## Design Parameters Edit

### Input Parameters Edit

 Input Impedance >= 1M.Ohm

### Output Parameters Edit

 Output Impedance < 10kOhm

### Transfer Parameters Edit

 Voltage Gain 16 - 20 THD (Total Harmonic Distortion) < 1% Low Frequency Break Point < 40 Hz High Frequency Break Point 30-40 kHz

## Design Implementation Edit

The details of on-going design should be maintained here.

### Possible BJT Amp Configurations Edit

• Common-Emitter (with emitter resistance): The ol' standard. Good all-round basic design . What we will probably use.
• Common-Base: Very good high-frequency response, but poor voltage amp characteristics otherwise. Generally used as a current buffer.
• Common-Collector: Poor voltage gain.

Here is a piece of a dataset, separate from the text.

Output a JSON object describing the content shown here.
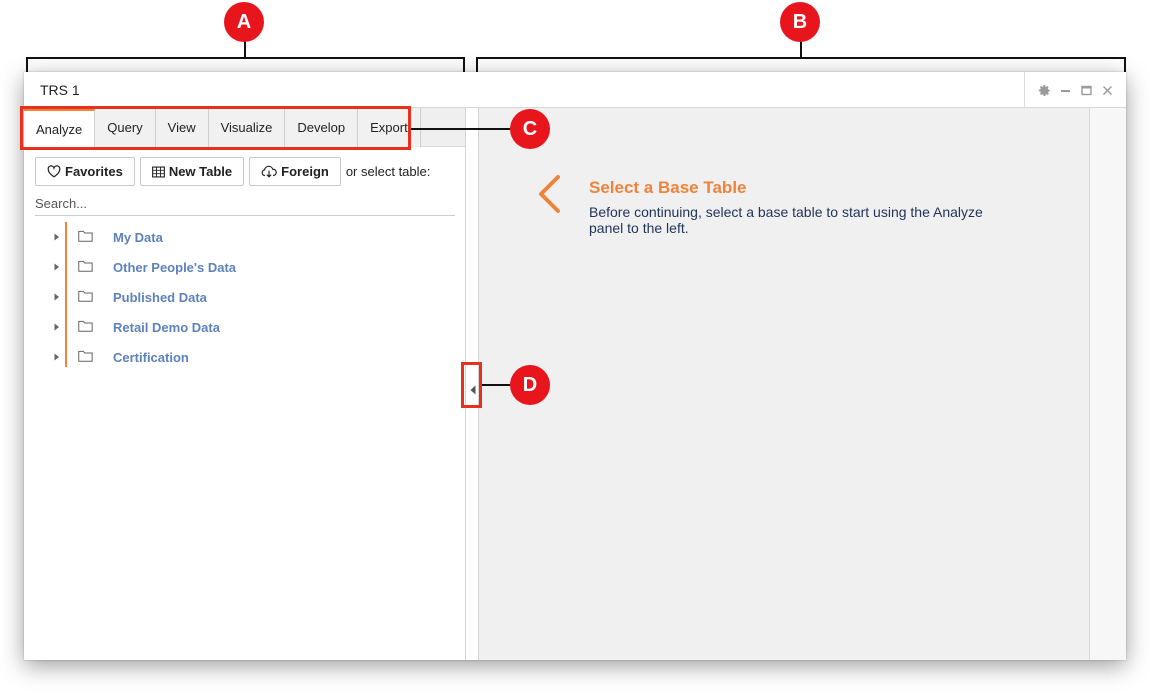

Low output resistance. Generally used for output stages.
• CC in series with a CE: Good candidate for a two-transistor design. Wider bandwidth than a CE and with a higher input resistance.

??

### Circuit Diagram and Description Edit

Here is a design suggested by me, any criticism or other designs are welcome. Circuit description coming soon! --PeterOliver 10:48, 31 May 2009 (UTC) ### Analysis Edit

#### DC Biasing Edit

At DC, The capacitor C1 and the bypass capacitor C2 are open circuits. If we neglect transistor base current, R2 and R3 form a voltage divider:

$V_B = \frac{10K}{10K+110K}V_{cc} = 2.5V$

If Q1 is in active mode, $V_{BE}$ is 0.7V. So $V_E = V_B-0.7 = 1.8V$.

Now we can work out the biasing currents.

$I_C \approx I_E = \frac{V_E}{R5} = \frac{1.8}{2K} = 0.9 mA$

If $\beta \approx 300$ then we have $I_B = 3\mu A$. Comparing this to the current in the voltage divider,

$\frac{V_{CC}}{R2+R3} = \frac{30}{120K} = 250\mu A \gg 3\mu A$

justifying our neglecting the base current. --SamMay 05:04, 1 June 2009 (UTC)

Coming soon.

#### Feedback Analysis Edit

Also coming soon.

## Performance Testing Edit

### Input Parameters Edit

 Input Impedance

### Output Parameters Edit

 Output Impedance

### Transfer Parameters Edit

 Voltage Gain 22 THD (Total Harmonic Distortion) <4% at input signal Low Frequency Break Point 8 Hz High Frequency Break Point 24 kHz